INFORMATION GIVEN:
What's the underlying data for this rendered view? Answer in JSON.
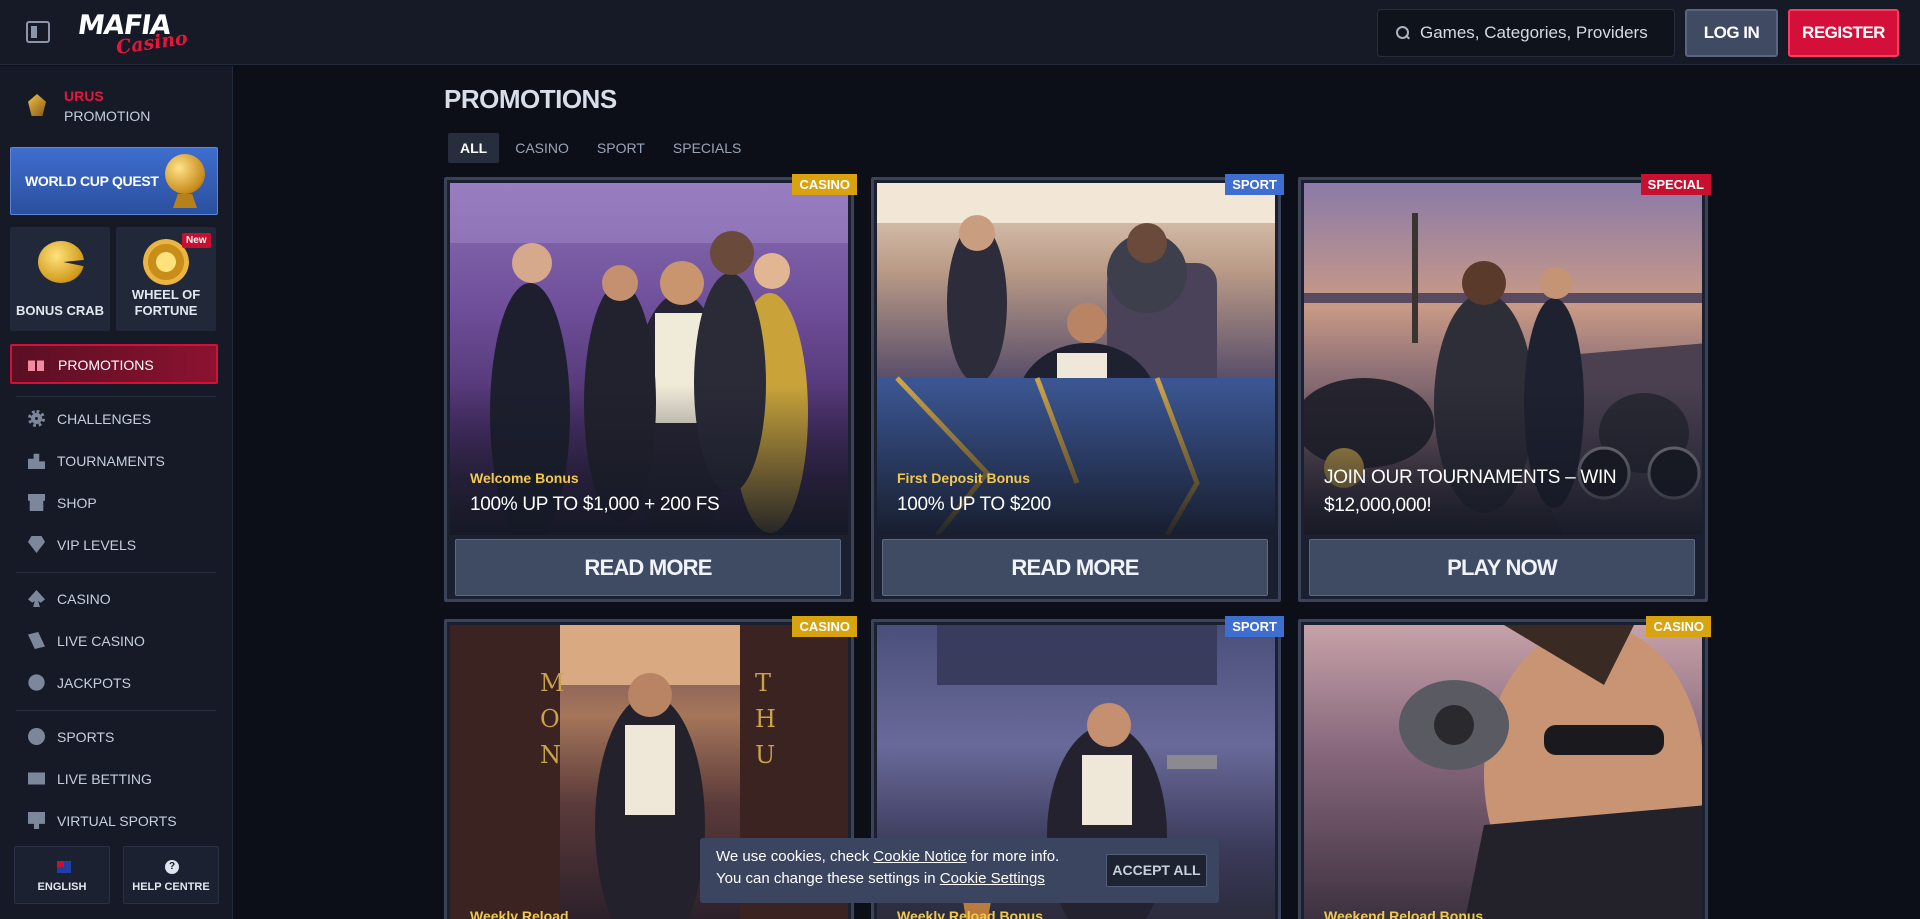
{
  "header": {
    "logo_main": "MAFIA",
    "logo_sub": "Casino",
    "search_placeholder": "Games, Categories, Providers",
    "login_label": "LOG IN",
    "register_label": "REGISTER"
  },
  "sidebar": {
    "urus_line1": "URUS",
    "urus_line2": "PROMOTION",
    "world_cup_quest": "WORLD CUP QUEST",
    "bonus_crab": "BONUS CRAB",
    "wheel_of_fortune_1": "WHEEL OF",
    "wheel_of_fortune_2": "FORTUNE",
    "new_badge": "New",
    "promotions": "PROMOTIONS",
    "items": [
      {
        "label": "CHALLENGES",
        "icon": "gear-icon"
      },
      {
        "label": "TOURNAMENTS",
        "icon": "podium-icon"
      },
      {
        "label": "SHOP",
        "icon": "shop-icon"
      },
      {
        "label": "VIP LEVELS",
        "icon": "diamond-icon"
      },
      {
        "label": "CASINO",
        "icon": "spade-icon"
      },
      {
        "label": "LIVE CASINO",
        "icon": "cards-icon"
      },
      {
        "label": "JACKPOTS",
        "icon": "clover-icon"
      },
      {
        "label": "SPORTS",
        "icon": "soccer-ball-icon"
      },
      {
        "label": "LIVE BETTING",
        "icon": "live-tv-icon"
      },
      {
        "label": "VIRTUAL SPORTS",
        "icon": "monitor-icon"
      }
    ],
    "language": "ENGLISH",
    "help": "HELP CENTRE",
    "help_glyph": "?"
  },
  "main": {
    "title": "PROMOTIONS",
    "tabs": [
      "ALL",
      "CASINO",
      "SPORT",
      "SPECIALS"
    ],
    "cards": [
      {
        "tag": "CASINO",
        "subtitle": "Welcome Bonus",
        "headline": "100% UP TO $1,000 + 200 FS",
        "cta": "READ MORE"
      },
      {
        "tag": "SPORT",
        "subtitle": "First Deposit Bonus",
        "headline": "100% UP TO $200",
        "cta": "READ MORE"
      },
      {
        "tag": "SPECIAL",
        "subtitle": "",
        "headline": "JOIN OUR TOURNAMENTS – WIN $12,000,000!",
        "cta": "PLAY NOW"
      },
      {
        "tag": "CASINO",
        "subtitle": "Weekly Reload",
        "door_left": "MON",
        "door_right": "THU"
      },
      {
        "tag": "SPORT",
        "subtitle": "Weekly Reload Bonus"
      },
      {
        "tag": "CASINO",
        "subtitle": "Weekend Reload Bonus"
      }
    ]
  },
  "cookie": {
    "text1_pre": "We use cookies, check ",
    "text1_link": "Cookie Notice",
    "text1_post": " for more info.",
    "text2_pre": "You can change these settings in ",
    "text2_link": "Cookie Settings",
    "accept": "ACCEPT ALL"
  },
  "colors": {
    "brand_red": "#d4103a",
    "casino_tag": "#d9a20f",
    "sport_tag": "#3e6ecf",
    "special_tag": "#c7102f"
  }
}
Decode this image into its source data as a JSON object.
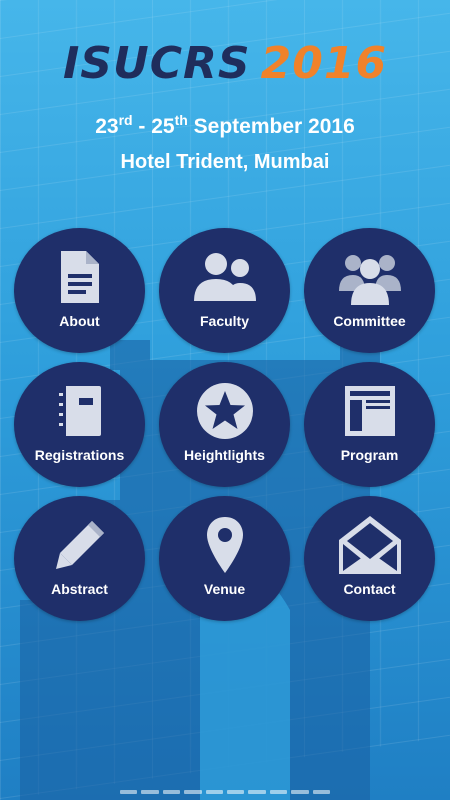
{
  "header": {
    "logo_name": "ISUCRS",
    "logo_year": "2016",
    "date_day1": "23",
    "date_sup1": "rd",
    "date_sep": " - 25",
    "date_sup2": "th",
    "date_rest": " September 2016",
    "venue": "Hotel Trident, Mumbai"
  },
  "tiles": [
    {
      "label": "About",
      "icon": "document-icon"
    },
    {
      "label": "Faculty",
      "icon": "people-icon"
    },
    {
      "label": "Committee",
      "icon": "group-icon"
    },
    {
      "label": "Registrations",
      "icon": "notebook-icon"
    },
    {
      "label": "Heightlights",
      "icon": "star-icon"
    },
    {
      "label": "Program",
      "icon": "layout-icon"
    },
    {
      "label": "Abstract",
      "icon": "pencil-icon"
    },
    {
      "label": "Venue",
      "icon": "location-pin-icon"
    },
    {
      "label": "Contact",
      "icon": "envelope-icon"
    }
  ],
  "colors": {
    "tile_bg": "#1f2f6a",
    "logo_name": "#1f2d5c",
    "logo_year": "#f0822a",
    "icon_fill": "#d8dde9"
  }
}
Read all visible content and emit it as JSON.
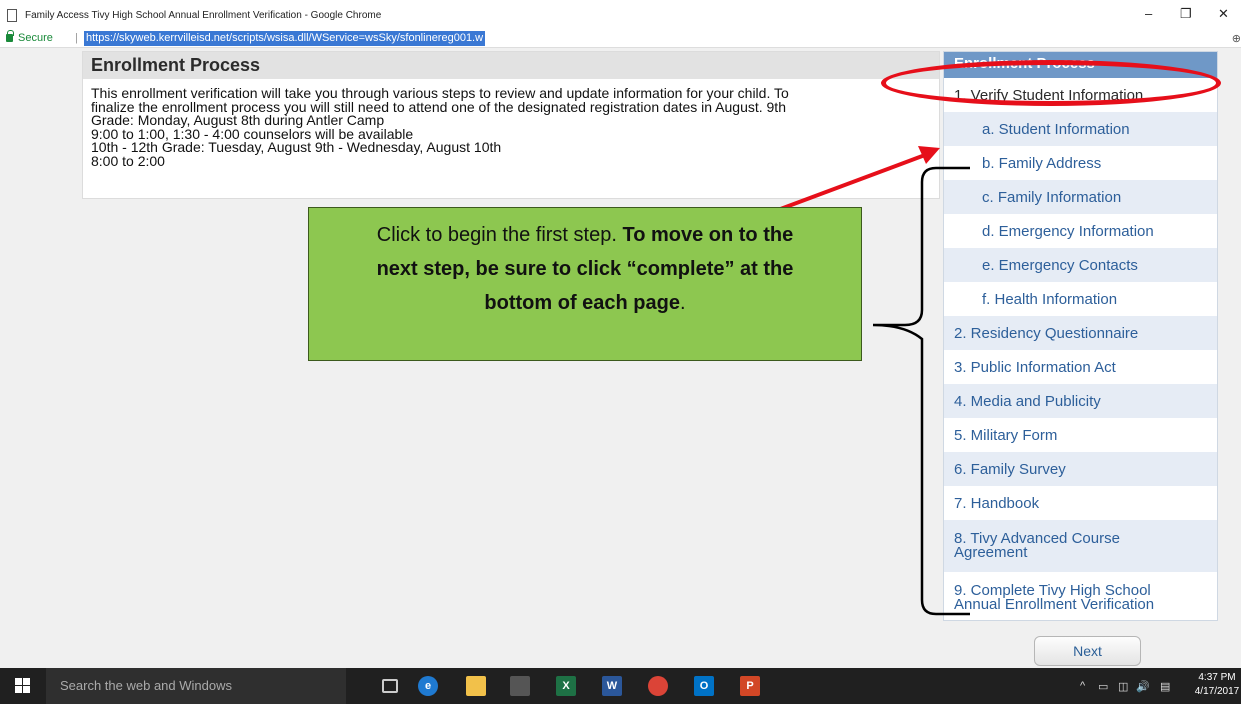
{
  "browser": {
    "window_title": "Family Access Tivy High School Annual Enrollment Verification - Google Chrome",
    "secure_label": "Secure",
    "separator": "|",
    "url": "https://skyweb.kerrvilleisd.net/scripts/wsisa.dll/WService=wsSky/sfonlinereg001.w",
    "minimize": "–",
    "restore": "❐",
    "close": "✕",
    "right_glyph": "⊕"
  },
  "enrollment": {
    "title": "Enrollment Process",
    "lines": [
      "This enrollment verification will take you through various steps to review and update information for your child. To",
      "finalize the enrollment process you will still need to attend one of the designated registration dates in August. 9th",
      "Grade: Monday, August 8th during Antler Camp",
      "9:00 to 1:00, 1:30 - 4:00 counselors will be available",
      "10th - 12th Grade: Tuesday, August 9th - Wednesday, August 10th",
      "8:00 to 2:00"
    ]
  },
  "sidebar": {
    "title": "Enrollment Process",
    "items": [
      {
        "label": "1. Verify Student Information"
      },
      {
        "label": "a. Student Information"
      },
      {
        "label": "b. Family Address"
      },
      {
        "label": "c. Family Information"
      },
      {
        "label": "d. Emergency Information"
      },
      {
        "label": "e. Emergency Contacts"
      },
      {
        "label": "f. Health Information"
      },
      {
        "label": "2. Residency Questionnaire"
      },
      {
        "label": "3. Public Information Act"
      },
      {
        "label": "4. Media and Publicity"
      },
      {
        "label": "5. Military Form"
      },
      {
        "label": "6. Family Survey"
      },
      {
        "label": "7. Handbook"
      },
      {
        "label": "8. Tivy Advanced Course Agreement"
      },
      {
        "label": "9. Complete Tivy High School Annual Enrollment Verification"
      }
    ]
  },
  "next_button": "Next",
  "callout": {
    "text_normal": "Click to begin the first step.",
    "text_bold_1": "To move on to the",
    "text_bold_2": "next step, be sure to click “complete” at the",
    "text_bold_3": "bottom of each page",
    "text_end": "."
  },
  "taskbar": {
    "search_placeholder": "Search the web and Windows",
    "time": "4:37 PM",
    "date": "4/17/2017",
    "tray_icons": [
      "^",
      "▭",
      "◫",
      "🔊",
      "▤"
    ]
  },
  "colors": {
    "sidebar_header": "#6f98c7",
    "sidebar_link": "#2d5f9a",
    "callout_bg": "#8dc750",
    "annotation_red": "#e60f1a",
    "url_highlight": "#3a78d4"
  }
}
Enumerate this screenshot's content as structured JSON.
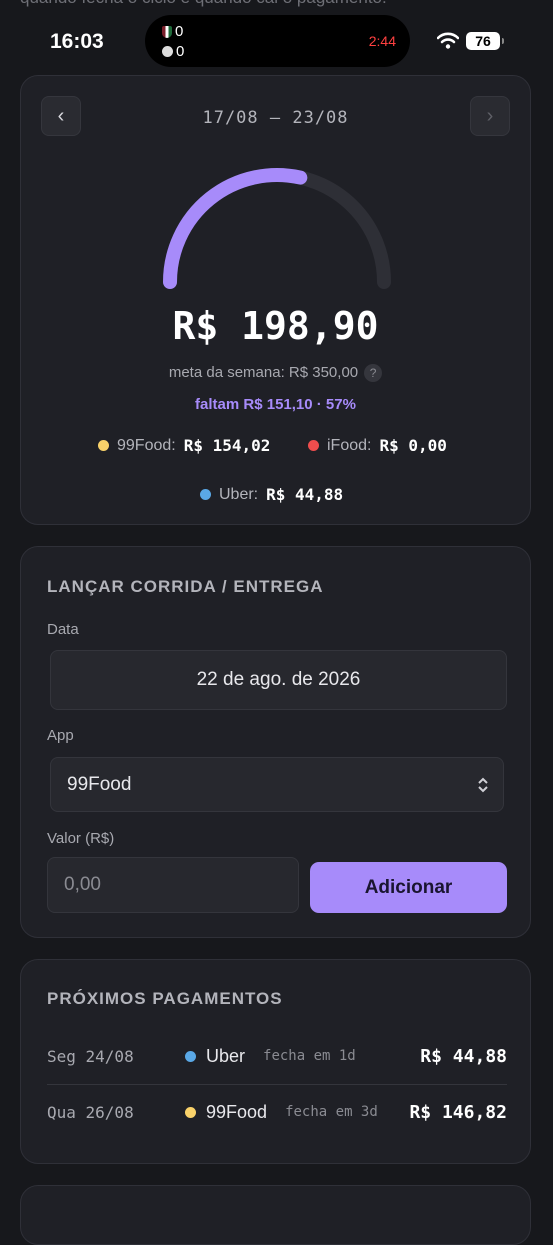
{
  "background_text": "quando fecha o ciclo e quando cai o pagamento.",
  "status_bar": {
    "time": "16:03",
    "battery": "76",
    "live_activity": {
      "team1_score": "0",
      "team2_score": "0",
      "match_clock": "2:44"
    }
  },
  "week_card": {
    "prev_label": "‹",
    "next_label": "›",
    "date_range": "17/08 – 23/08",
    "total": "R$ 198,90",
    "goal_text": "meta da semana: R$ 350,00",
    "help_label": "?",
    "remaining_text": "faltam R$ 151,10 · 57%",
    "progress_fraction": 0.57,
    "apps": [
      {
        "name": "99Food:",
        "value": "R$ 154,02",
        "color": "#f9d26a"
      },
      {
        "name": "iFood:",
        "value": "R$ 0,00",
        "color": "#ef4d4d"
      },
      {
        "name": "Uber:",
        "value": "R$ 44,88",
        "color": "#5aa8e6"
      }
    ]
  },
  "entry_card": {
    "title": "LANÇAR CORRIDA / ENTREGA",
    "date_label": "Data",
    "date_value": "22 de ago. de 2026",
    "app_label": "App",
    "app_value": "99Food",
    "amount_label": "Valor (R$)",
    "amount_placeholder": "0,00",
    "add_button": "Adicionar"
  },
  "payments_card": {
    "title": "PRÓXIMOS PAGAMENTOS",
    "rows": [
      {
        "date": "Seg 24/08",
        "app": "Uber",
        "color": "#5aa8e6",
        "due": "fecha em 1d",
        "value": "R$ 44,88"
      },
      {
        "date": "Qua 26/08",
        "app": "99Food",
        "color": "#f9d26a",
        "due": "fecha em 3d",
        "value": "R$ 146,82"
      }
    ]
  },
  "colors": {
    "accent": "#a78bfa",
    "track": "#2e2f36"
  }
}
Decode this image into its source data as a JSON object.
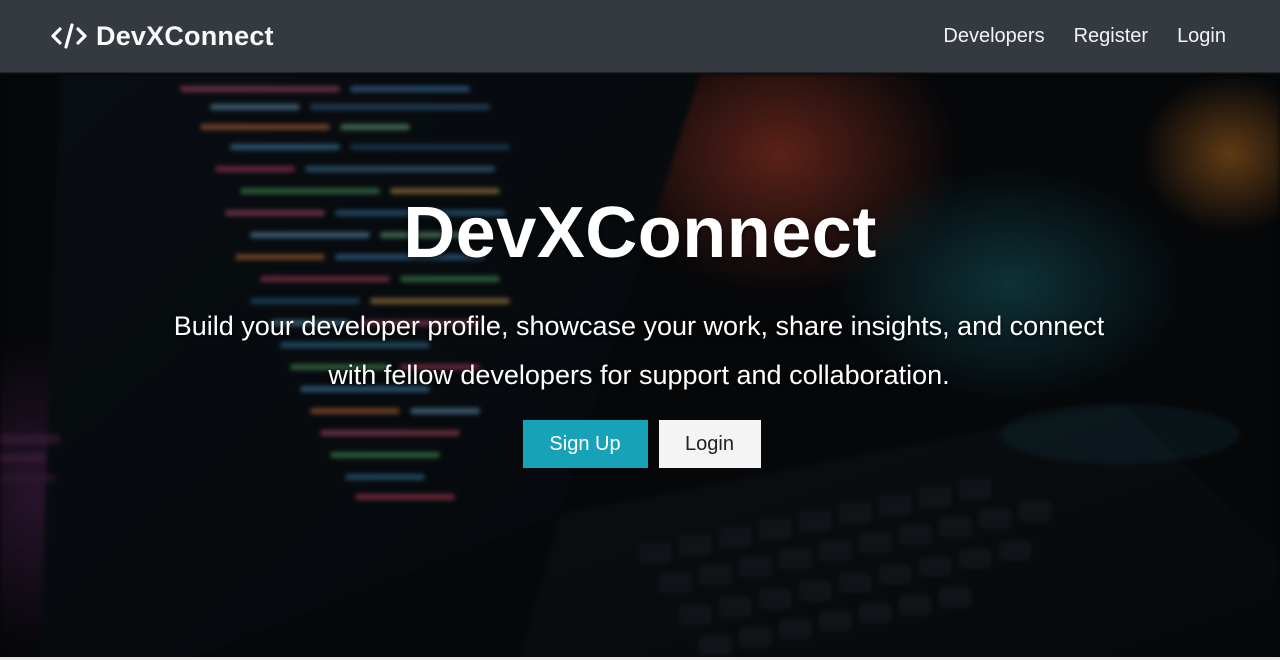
{
  "navbar": {
    "brand_name": "DevXConnect",
    "brand_icon": "code-icon",
    "links": [
      {
        "label": "Developers"
      },
      {
        "label": "Register"
      },
      {
        "label": "Login"
      }
    ]
  },
  "hero": {
    "title": "DevXConnect",
    "lead": "Build your developer profile, showcase your work, share insights, and connect with fellow developers for support and collaboration.",
    "primary_button": "Sign Up",
    "secondary_button": "Login",
    "background": "blurred photo of code on a laptop screen and keyboard"
  },
  "colors": {
    "navbar": "#343a40",
    "accent": "#17a2b8",
    "light_button": "#f4f4f4"
  }
}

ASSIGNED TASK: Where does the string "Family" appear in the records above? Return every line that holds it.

SOLUTION TO THIS EXERCISE:
    "window_title": "Family Access Tivy High School Annual Enrollment Verification - Google Chrome",
        "label": "b. Family Address"
        "label": "c. Family Information"
        "label": "6. Family Survey"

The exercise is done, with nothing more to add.